For newlyweds Jonathan Hall, 36, and Ali Eagle, 33, COVID-19 has been a shadow that’s stalked them for the past month but has so far failed to catch up. They moved out of their apartment in Brooklyn, New York, on Leap Day and got married March 2. After a two-day mini honeymoon in Vermont, they started packing for the A.T. and stepped off from Springer Mountain on March 9.
“We’ve been one step ahead of the virus,” said Hall.
In more ways than one. The coronavirus pandemic is an economic crisis as well as a public health one, but Hall and Eagle had already prepared to be unemployed for an extended period of time while they hiked the trail, and the worries many thru-hikers have about the availability of resupply points along the trail don’t apply to them. They’d pre-prepared boxes of food and supplies to send to themselves at various post offices along the way, so they’re not relying on grocery stores. Instead, they’re relying on Hall’s parents to be able to get to the post office.
“If the USPS shuts down, then we’re really in trouble,” said Hall.
Off-trail life moves at the speed of internet, and that’s never been so true as during the last couple of weeks, when the news metastasizes into something new and foreign seemingly every hour. Hall and Eagle have been spared that constant influx, but they had to catch up sometime. After about two headlineless weeks, they spent a night at Enota Mountain Retreat in Hiawassee one week into their hike. An employee turned the news on for them, which featured shots of Manhattan’s streets, empty. Those streets were familiar to Hall and Eagle, but the emptiness was shocking, as was the news overall.
“We’re not seeing it hour by hour,” said Hall. “So two weeks’ worth in 15 minutes really blew us away.”
“In 101 Dalmatians there’s that one dog who sits in front of the screen all the time,” said Eagle. “And I felt like that was us with the news.”
Still, once they returned to the trail they found that feeling easy to leave behind.
“It took us half a day walking away from that retreat we stayed at to have it out of our minds. We’re not really thinking about it at all,” said Hall. “Everything just seems normal when you’re not talking about it.”
Quiet in Franklin
But once you leave the trail, that illusion quickly fades. For Rob Gasbarro, co-owner of outfitter Outdoor 76, March and April should be the busiest time of the year. After 100 miles on the trail, thru-hikers flock to Gasbarro’s shop to switch out their boots or buy fuel or get their equipment repaired or just ask for advice about what lies ahead.
“If you were here March 19 last year, I wouldn’t have time to talk to you,” said Gasbarro.
But this year is different.

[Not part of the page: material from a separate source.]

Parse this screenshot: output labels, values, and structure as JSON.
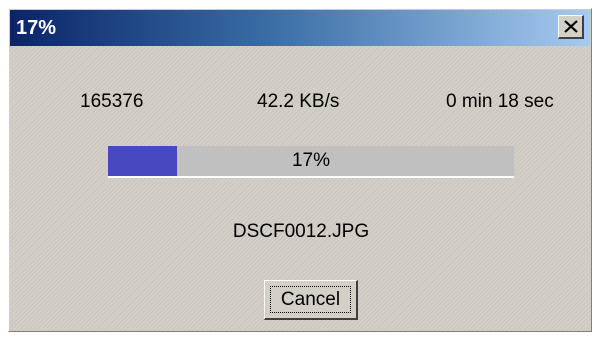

The store was nearly empty of customers. Gasbarro and his dog Heidi had plenty of time to sit on the bench outside the store and talk to The Smoky Mountain News. At the moment, sales figures were pretty close to what they had been at the same point in 2019, but the last week in March together with the first two weeks in April typically comprise a disproportionate amount of Outdoor 76’s revenue for the year.
People are dropping out of the trail, or not starting it at all. In the coming weeks, Gasbarro expects to see sales drop precipitously from the norm for that time of year.
“It hasn’t come to a screeching halt, but if you told me last week that this is what we’d be talking about on Thursday of this week, I would have said you’re crazy,” he said. “That has me concerned about next week. How is next Thursday going to look in comparison to this? Is this the new status quo? Is it only going to get worse? I have no idea.”